I wonder all the time, why no one’s ever just stood up and become a real superhero?” comic shop employee Libby (Ellen Page) asks sadsack joe Frank D’Arbo (Rainn Wilson from the US Office). Hasn’t she seen Kick- Ass?
Yet, for all its whimsy (cartoon credits, jovial score) don’t be fooled: James Gunn’s corrosive black comedy often makes Matthew Vaughn’s hit look like a fluffy crowd-pleaser.
When his wife (Liv Tyler) hooks up with local drugs kingpin Jacques (Kevin Bacon, summer’s go-to guy for sleazy villainy), Frank dashes off a homemade costume, changes his name to the Crimson Bolt, and starts fighting crime – badly – in order to win her back.
Forget geek chic, though. Frank is damaged goods, a borderline psycho suffering gruesome visions of being touched (literally) by God.
It’s Travis Bickle in a mask, basically, and when Frank enlists Libby (Ellen Page), the fantasy gets uncomfortably close to reality. The Crimson Bolt’s trademark move is to brain his targets with a wrench, regardless of their crime – and Libby, aka sidekick Boltie, gets “gushy” thinking about it.
Writer/director Gunn, a Troma veteran who penned the Dawn Of The Dead remake and directed Slither, pitches his film to the same subversive sensibilities rather than the Scott Pilgrim crowd.
Superhero aficionados might find his sly suggestion that they’re as mental as the vigilantes they worship a bit mean-spirited. And it’s Page’s nutjob fangirl you’ll remember more than Wilson’s blank oddball; one creepy seduction should shed any last trace of Juno cuteness from her CV.
So it’s too raw and difficult for one target audience, but the erratic tone might leave sick puppies equally nonplussed.

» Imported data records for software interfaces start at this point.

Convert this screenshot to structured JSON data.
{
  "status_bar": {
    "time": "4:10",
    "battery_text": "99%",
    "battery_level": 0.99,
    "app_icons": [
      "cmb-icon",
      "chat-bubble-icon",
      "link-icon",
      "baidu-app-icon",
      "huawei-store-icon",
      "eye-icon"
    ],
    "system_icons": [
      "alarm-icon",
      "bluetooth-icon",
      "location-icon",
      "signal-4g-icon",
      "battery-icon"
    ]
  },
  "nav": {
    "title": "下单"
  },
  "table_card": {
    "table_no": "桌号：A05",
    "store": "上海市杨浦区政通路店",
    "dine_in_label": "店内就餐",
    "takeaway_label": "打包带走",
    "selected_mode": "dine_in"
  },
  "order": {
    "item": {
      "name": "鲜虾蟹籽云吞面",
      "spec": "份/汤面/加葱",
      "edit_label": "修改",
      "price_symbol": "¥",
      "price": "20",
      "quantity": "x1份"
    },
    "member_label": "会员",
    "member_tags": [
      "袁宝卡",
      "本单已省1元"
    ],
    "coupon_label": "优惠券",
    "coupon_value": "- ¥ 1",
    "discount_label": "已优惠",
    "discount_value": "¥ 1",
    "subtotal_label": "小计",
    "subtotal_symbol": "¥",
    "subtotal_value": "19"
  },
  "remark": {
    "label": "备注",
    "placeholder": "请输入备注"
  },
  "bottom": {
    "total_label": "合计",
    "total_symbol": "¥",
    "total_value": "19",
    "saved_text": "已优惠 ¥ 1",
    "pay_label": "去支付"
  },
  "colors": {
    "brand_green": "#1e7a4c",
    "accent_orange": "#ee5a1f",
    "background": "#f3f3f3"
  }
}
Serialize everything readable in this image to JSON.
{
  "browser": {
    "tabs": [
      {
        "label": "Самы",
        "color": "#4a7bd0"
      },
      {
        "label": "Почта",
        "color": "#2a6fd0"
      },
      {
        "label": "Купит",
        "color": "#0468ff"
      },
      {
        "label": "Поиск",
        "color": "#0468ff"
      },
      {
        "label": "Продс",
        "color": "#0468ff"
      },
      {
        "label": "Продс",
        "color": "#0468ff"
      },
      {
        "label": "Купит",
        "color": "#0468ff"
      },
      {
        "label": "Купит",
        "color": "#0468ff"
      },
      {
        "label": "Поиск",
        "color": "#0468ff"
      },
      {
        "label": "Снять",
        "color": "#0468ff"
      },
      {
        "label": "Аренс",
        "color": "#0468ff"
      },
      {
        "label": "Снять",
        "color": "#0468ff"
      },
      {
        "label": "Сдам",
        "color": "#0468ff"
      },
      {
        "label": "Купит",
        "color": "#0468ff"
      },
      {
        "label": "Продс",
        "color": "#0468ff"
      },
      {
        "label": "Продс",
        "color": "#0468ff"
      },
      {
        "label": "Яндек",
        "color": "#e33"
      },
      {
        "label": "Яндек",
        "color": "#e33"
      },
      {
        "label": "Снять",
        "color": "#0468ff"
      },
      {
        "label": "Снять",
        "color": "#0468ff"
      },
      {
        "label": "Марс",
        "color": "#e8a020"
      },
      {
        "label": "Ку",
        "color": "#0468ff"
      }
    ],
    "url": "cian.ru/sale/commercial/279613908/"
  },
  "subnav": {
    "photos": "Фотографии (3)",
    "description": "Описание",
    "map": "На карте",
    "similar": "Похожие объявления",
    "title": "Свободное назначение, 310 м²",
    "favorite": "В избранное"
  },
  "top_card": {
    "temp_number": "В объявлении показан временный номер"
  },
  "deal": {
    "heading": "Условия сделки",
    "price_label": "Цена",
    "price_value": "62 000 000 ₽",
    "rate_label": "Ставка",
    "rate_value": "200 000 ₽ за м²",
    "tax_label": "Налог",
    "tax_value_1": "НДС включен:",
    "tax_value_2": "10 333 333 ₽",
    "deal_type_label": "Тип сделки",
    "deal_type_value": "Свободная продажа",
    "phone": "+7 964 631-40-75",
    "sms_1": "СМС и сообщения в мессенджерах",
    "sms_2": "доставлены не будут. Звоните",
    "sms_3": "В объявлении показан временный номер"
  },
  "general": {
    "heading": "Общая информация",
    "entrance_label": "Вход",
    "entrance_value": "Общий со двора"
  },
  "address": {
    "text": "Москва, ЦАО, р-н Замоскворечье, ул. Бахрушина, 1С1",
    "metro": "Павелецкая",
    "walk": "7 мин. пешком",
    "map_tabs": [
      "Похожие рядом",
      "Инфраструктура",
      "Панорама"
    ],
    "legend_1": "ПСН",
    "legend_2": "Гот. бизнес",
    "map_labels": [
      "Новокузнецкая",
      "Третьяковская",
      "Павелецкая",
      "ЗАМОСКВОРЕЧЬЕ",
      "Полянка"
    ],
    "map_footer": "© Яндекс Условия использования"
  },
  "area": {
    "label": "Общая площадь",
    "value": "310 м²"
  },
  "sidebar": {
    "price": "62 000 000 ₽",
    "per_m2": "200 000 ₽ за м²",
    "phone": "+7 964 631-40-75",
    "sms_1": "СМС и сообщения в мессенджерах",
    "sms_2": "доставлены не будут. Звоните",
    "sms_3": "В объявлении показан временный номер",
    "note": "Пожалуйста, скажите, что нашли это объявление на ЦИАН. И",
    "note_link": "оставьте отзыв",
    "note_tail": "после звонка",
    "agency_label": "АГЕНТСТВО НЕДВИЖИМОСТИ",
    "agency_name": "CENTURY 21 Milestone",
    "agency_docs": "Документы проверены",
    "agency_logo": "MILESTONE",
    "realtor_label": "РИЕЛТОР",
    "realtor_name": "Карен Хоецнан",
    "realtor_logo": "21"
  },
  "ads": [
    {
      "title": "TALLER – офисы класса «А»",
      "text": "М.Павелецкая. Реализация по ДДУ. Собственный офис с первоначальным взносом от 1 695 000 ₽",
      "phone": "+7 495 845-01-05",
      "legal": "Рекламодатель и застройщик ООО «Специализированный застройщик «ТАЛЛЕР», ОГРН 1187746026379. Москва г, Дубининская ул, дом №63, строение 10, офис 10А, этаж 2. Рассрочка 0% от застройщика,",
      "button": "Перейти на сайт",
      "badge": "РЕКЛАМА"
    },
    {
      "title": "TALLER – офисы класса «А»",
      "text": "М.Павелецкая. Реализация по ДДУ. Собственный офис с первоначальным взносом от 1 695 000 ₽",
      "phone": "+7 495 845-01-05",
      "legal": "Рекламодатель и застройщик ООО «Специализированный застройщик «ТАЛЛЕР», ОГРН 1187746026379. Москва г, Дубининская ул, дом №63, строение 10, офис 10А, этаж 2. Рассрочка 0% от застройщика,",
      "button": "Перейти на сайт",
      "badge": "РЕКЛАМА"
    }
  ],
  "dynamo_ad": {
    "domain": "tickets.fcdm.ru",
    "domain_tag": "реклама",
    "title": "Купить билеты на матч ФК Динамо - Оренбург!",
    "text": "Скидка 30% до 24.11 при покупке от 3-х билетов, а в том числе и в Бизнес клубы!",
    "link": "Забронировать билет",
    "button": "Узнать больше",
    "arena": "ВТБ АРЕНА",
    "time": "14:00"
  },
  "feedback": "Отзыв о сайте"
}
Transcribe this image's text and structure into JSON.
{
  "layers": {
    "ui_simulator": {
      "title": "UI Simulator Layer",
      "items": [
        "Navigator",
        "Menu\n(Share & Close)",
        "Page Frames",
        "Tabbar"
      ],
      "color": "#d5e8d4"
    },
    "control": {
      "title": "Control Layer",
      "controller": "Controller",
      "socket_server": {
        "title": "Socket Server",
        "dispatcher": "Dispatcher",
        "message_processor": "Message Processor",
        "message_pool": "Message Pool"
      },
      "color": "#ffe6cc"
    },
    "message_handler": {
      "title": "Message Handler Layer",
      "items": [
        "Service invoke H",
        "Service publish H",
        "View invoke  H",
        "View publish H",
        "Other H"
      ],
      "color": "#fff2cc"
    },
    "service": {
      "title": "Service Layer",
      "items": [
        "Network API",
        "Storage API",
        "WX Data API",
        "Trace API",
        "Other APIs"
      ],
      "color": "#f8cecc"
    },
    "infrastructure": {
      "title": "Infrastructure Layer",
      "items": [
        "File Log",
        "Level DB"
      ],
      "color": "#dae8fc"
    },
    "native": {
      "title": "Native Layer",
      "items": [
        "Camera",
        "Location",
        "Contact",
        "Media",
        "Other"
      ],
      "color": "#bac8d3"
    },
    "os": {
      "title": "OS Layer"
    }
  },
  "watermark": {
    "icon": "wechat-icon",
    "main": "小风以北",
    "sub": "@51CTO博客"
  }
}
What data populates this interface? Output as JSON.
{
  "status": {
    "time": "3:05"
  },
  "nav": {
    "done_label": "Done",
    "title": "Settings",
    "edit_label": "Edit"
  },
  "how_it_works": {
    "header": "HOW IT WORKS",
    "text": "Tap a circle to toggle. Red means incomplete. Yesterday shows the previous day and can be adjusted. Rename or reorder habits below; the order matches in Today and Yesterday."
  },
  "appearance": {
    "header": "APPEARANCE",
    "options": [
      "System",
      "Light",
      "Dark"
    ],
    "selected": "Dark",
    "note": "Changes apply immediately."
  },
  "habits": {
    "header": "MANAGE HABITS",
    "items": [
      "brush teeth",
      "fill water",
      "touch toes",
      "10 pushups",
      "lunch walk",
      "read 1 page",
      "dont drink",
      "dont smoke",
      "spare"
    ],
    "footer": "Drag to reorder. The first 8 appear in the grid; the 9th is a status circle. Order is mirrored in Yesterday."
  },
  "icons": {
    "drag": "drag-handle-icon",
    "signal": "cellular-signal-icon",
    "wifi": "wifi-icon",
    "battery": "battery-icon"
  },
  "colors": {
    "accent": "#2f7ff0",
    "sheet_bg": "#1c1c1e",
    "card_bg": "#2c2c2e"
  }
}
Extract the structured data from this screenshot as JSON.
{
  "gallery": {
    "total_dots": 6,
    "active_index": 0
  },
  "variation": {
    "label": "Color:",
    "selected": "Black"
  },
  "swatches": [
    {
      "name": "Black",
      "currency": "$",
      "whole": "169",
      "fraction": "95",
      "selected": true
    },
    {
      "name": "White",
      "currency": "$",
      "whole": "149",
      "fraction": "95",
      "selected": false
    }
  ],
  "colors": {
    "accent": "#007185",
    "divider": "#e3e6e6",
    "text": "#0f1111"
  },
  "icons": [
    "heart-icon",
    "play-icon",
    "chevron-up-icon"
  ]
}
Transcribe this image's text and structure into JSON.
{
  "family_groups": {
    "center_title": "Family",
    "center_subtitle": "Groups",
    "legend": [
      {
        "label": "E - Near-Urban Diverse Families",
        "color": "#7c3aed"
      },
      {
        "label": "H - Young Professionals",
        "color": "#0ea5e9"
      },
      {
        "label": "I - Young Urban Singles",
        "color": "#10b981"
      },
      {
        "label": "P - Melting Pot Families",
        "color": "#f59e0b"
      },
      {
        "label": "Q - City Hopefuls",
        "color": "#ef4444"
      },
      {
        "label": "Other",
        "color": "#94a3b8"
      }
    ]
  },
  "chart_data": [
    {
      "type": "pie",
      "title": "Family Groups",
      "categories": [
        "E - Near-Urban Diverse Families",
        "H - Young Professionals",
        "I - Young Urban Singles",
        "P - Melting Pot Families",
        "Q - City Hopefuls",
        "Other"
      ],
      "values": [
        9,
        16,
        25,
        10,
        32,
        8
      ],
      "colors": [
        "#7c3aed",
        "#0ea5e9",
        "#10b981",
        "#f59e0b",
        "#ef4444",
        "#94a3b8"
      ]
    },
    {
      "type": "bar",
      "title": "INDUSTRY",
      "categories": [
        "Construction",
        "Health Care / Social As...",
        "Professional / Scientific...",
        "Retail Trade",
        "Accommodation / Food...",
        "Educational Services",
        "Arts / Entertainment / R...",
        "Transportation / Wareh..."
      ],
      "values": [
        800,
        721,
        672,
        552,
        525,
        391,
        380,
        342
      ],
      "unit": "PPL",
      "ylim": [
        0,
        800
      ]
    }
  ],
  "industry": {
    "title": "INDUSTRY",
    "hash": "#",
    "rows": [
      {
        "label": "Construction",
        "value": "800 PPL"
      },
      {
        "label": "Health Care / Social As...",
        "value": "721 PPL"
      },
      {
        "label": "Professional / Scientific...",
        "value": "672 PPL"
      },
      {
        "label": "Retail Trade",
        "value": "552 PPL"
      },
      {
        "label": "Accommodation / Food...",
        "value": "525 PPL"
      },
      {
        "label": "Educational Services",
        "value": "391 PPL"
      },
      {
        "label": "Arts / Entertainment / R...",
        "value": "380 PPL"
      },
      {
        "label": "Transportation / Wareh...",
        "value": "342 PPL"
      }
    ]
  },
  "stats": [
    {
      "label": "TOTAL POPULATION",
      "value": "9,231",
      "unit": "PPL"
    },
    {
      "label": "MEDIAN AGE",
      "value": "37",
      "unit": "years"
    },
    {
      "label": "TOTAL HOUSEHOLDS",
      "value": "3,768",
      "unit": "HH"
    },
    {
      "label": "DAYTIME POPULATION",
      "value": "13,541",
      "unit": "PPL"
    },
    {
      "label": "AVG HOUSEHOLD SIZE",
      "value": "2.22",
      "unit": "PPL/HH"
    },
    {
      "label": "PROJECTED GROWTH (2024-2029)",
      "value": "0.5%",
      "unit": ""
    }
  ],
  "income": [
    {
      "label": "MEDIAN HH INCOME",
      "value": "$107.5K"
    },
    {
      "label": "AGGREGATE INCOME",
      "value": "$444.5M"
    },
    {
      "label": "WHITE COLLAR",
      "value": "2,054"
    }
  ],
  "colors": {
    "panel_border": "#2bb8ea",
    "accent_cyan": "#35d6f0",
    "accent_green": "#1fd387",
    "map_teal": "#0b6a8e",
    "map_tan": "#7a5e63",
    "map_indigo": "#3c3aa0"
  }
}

Gunn’s jibes at Bible-bashers and gun-nuts are as blunt as Frank’s attacks, and the clash of kooky comedy and violence is as awkward as it is ugly.
Fair play to a film that dares to let the laughs choke in your throat, but it’s missing the alchemy that made Kick-Ass such a guilty pleasure.
A bold superhero Taxi Driver, but for every viewer revelling in its savage satire, another will see a cynical, uncertain mess.